Palliative Care App RELIEF to be Implemented in Healthcare Settings Across Canada

Woman touching the forehead of an older adult man

This story also appears in our 2020-2021 Annual Report.


The growing number of older adults in Canada means more people are living longer with chronic conditions that can reduce their quality of life as they enter the palliative stages of care. To get the care they require, many palliative patients are forced to wait four to six weeks for a physician assessment.

The demands on our healthcare system have more than doubled since the start of the pandemic, undoubtedly making these wait times even longer. Palliative patients with unbearable symptoms often turn to emergency rooms for help. However, this means they are often forced to endure crowded wait rooms and unnecessary diagnostic testing.

“Not only did CABHI provide the initial Spark grant, but they came through with a second grant to support an extension of the pilot study.”

Researchers from Humber River Hospital, William Osler Health System, and the Bruyere Research Institute have created a solution to address the growing demand for palliative care, called the Remote Self-monitoring of Symptoms by Palliative Patients (RELIEF) app. The app can be accessed online or on any mobile device so that patients can self-report their symptoms on a regular basis (daily, every other day, or weekly) from their homes.

Care teams monitoring the app can provide immediate virtual or in-person support as needed.

The research team, led by palliative care physician Dr. Martin Chasen, developed the app alongside digital healthtech company uCarenet Technologies, with support from CABHI’s Spark program. The Spark program provides support to point-of-care staff to test and validate their early-stage aging and brain health solutions.

Initial results from the pilot study showed that the app has significant potential to reduce the wait-time for physician assessments and the need for emergency room visits. Out of the 60 study participants who required support, five were referred to a palliative clinic for urgent care and one received urgent care in their home. The app also saved the healthcare system an estimated $62,000 during the two-month study period.

“Not only did CABHI provide the initial Spark grant, but they came through with a second grant to support an extension of the pilot study,” says Dr. Chasen.

In addition to CABHI’s support, the research team has been awarded $1.4M CAD in funding from Health Canada to expand the system to healthcare settings across Canada, with a focus on serving diverse populations, including rural, Indigenous, and remote communities.

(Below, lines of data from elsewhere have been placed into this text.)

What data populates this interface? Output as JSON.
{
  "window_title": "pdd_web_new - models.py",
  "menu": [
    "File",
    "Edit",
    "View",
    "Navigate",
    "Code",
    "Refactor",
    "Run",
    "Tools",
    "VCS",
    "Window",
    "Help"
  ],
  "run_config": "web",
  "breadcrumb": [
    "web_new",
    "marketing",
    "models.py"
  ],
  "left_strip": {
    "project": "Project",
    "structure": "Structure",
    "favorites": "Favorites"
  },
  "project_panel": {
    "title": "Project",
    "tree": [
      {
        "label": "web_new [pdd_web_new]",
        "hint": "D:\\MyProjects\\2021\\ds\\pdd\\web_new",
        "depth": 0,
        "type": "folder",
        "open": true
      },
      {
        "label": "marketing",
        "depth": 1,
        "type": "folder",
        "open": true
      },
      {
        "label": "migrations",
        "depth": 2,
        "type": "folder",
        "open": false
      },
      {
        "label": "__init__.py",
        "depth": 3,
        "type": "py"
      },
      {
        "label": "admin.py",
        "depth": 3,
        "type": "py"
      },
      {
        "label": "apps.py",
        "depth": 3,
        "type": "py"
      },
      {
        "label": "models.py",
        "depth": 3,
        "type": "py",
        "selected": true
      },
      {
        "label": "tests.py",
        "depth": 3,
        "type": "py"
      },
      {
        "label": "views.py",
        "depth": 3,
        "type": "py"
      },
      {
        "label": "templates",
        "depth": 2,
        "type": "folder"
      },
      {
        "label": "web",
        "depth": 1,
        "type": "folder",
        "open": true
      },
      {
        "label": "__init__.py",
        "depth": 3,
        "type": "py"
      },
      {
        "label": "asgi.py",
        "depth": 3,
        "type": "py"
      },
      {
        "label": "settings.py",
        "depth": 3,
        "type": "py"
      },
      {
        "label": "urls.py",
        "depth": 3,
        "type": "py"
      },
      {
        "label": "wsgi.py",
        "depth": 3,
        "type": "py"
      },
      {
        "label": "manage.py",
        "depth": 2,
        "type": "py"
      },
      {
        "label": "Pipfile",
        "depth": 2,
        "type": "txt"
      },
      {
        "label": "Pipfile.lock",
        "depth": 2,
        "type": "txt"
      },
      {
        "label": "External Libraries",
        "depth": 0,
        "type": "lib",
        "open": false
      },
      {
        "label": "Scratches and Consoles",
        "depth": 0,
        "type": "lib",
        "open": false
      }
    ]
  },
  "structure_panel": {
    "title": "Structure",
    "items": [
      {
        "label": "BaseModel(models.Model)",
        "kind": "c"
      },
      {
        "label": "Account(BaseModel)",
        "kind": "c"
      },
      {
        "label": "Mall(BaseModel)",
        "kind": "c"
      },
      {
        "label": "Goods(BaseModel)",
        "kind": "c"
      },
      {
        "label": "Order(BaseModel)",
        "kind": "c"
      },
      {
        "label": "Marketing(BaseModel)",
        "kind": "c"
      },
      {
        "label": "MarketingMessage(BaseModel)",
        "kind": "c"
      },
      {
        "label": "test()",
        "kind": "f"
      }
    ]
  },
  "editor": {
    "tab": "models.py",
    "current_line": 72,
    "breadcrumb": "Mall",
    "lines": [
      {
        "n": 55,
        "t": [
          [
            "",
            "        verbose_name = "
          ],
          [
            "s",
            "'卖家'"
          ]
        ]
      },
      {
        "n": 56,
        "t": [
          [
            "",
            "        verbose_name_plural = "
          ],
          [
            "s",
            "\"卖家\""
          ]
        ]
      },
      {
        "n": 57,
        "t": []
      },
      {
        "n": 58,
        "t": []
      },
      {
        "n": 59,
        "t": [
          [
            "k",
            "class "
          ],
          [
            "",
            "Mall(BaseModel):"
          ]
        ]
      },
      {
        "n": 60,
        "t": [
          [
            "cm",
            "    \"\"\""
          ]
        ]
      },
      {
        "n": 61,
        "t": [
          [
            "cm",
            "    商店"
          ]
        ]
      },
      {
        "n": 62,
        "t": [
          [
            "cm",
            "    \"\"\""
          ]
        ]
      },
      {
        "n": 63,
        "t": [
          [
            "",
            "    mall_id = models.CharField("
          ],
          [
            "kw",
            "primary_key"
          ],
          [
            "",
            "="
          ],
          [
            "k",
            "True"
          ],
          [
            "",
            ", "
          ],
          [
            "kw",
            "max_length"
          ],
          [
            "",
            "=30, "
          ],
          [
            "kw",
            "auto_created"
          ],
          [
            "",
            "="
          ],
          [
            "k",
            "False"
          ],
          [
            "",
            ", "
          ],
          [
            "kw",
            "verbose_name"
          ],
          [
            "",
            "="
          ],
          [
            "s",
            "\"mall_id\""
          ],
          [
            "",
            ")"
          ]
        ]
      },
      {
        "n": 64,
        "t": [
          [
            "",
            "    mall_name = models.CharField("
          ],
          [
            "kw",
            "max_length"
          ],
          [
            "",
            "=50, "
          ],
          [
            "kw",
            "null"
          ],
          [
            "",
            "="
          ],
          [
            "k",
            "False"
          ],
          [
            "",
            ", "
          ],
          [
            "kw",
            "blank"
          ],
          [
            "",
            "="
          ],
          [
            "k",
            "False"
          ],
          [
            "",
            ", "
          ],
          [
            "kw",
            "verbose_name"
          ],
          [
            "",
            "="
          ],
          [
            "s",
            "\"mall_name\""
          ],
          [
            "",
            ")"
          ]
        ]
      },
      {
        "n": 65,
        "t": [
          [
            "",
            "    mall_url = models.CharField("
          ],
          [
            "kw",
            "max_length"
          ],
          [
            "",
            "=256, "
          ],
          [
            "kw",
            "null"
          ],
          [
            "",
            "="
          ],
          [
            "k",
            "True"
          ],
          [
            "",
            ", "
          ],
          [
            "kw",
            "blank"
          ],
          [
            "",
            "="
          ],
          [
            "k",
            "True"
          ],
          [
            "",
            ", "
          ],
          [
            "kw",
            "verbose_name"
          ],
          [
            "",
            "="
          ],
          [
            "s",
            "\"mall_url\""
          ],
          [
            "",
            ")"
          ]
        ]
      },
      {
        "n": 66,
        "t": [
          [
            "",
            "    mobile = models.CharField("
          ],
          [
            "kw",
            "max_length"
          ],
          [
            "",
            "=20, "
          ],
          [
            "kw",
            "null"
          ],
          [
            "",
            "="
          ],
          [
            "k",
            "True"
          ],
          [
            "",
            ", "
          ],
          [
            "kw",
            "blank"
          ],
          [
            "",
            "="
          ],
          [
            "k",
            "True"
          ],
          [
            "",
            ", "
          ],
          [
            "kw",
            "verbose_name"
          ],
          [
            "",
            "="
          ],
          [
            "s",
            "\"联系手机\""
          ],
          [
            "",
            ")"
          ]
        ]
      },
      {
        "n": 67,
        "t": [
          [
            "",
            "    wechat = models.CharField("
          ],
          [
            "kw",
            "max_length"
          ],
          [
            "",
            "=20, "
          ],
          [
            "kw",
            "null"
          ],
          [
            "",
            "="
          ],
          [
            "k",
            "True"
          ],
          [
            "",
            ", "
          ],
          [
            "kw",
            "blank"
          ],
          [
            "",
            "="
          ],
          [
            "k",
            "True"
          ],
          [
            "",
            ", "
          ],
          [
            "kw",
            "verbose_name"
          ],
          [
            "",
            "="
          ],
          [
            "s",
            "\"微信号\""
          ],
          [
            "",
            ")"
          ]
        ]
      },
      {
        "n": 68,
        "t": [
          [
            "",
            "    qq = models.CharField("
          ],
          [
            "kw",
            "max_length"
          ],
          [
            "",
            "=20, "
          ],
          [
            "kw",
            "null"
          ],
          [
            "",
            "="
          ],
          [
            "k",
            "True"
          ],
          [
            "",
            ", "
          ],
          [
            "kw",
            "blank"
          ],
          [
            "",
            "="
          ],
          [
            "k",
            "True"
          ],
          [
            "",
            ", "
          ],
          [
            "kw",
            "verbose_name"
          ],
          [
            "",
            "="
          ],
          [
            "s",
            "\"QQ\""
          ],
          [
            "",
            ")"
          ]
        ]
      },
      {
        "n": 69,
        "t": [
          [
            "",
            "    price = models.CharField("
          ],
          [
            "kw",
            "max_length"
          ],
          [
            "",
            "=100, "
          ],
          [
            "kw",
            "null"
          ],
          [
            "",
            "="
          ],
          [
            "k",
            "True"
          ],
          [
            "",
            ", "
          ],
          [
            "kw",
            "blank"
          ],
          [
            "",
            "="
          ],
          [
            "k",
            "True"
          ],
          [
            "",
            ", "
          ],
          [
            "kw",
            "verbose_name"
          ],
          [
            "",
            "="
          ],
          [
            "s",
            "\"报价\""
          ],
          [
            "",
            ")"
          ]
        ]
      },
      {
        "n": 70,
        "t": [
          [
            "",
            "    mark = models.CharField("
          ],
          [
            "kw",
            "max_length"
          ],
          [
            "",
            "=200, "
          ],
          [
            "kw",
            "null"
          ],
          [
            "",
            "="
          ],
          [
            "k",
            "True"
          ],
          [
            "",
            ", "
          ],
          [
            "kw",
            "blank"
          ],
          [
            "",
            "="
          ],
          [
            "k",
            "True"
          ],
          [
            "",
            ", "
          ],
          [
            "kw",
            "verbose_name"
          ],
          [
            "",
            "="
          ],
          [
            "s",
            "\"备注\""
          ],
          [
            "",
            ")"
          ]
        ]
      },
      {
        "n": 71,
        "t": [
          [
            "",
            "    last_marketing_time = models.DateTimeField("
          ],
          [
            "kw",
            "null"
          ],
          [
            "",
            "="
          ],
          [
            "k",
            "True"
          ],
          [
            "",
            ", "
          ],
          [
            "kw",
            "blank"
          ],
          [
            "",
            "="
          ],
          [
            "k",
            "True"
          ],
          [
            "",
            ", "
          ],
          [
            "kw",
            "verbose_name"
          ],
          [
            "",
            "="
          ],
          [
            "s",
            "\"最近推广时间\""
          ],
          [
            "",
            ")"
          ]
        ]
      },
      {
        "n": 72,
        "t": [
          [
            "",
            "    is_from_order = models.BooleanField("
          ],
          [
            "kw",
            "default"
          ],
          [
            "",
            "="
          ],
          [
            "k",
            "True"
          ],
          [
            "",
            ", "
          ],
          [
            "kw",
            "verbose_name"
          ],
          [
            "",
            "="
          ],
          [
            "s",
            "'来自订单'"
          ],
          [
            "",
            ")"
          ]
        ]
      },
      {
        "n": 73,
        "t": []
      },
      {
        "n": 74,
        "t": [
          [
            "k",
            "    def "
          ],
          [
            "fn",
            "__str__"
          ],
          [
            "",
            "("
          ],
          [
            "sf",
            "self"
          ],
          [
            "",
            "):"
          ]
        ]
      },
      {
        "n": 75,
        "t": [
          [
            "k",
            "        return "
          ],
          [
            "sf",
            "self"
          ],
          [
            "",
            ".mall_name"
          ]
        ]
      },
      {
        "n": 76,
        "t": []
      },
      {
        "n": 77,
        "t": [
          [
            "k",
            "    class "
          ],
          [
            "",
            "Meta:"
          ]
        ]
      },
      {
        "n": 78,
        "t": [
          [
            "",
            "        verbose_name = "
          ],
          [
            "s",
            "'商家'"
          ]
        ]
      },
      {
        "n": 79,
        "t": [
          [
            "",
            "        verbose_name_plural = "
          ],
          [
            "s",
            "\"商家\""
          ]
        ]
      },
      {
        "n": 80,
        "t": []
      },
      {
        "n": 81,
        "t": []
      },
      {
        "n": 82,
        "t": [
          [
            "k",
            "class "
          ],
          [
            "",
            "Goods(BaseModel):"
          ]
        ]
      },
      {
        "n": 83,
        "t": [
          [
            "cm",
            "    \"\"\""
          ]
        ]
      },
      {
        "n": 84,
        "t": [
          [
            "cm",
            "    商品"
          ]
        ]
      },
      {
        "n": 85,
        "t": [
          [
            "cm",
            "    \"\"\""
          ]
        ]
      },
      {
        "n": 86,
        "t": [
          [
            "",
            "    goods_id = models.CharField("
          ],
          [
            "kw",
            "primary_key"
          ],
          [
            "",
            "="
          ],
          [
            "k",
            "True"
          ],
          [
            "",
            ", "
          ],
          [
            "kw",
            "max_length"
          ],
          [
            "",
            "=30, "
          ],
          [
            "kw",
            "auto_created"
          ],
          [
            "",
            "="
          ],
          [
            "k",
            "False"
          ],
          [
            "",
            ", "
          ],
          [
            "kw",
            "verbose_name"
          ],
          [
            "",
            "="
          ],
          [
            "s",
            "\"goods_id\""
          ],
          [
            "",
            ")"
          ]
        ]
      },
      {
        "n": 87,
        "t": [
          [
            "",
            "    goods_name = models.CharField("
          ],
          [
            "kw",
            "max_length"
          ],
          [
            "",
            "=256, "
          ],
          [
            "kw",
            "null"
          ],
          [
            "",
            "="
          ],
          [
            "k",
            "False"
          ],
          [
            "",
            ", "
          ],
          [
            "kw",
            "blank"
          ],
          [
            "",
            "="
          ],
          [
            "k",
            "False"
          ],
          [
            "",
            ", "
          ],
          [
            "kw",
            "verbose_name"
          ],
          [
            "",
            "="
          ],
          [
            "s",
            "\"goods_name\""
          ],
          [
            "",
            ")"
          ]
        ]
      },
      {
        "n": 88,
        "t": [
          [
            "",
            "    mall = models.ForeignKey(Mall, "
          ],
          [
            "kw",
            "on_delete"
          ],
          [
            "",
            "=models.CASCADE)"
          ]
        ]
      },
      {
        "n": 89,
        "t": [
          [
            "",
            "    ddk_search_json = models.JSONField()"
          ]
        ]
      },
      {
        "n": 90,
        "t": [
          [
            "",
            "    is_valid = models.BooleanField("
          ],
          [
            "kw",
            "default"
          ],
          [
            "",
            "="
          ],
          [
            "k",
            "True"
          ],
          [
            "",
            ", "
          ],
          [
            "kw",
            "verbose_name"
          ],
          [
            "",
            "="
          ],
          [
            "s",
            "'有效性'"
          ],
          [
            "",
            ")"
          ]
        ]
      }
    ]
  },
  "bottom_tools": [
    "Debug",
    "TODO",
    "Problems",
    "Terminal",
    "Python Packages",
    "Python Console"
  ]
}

“The goal is to obtain additional data to help validate the pilot study conclusions and the financial projections, and to confirm the patient satisfaction levels through interviews,” explains Dr. Chasen. “The larger study also provides an opportunity to reach other patient populations that might benefit from the RELIEF app.”

With the RELIEF app, patients are given the peace of mind of knowing they are constantly being monitored for worsening symptoms, which may make them less inclined to go to the emergency room for care. Health teams monitoring the app are better equipped to give appropriate care to their most critical patients. With CABHI’s contributions, and with funding from Health Canada, the RELIEF app is poised to provide palliative care patients and their families with comfort and support when they need it the most.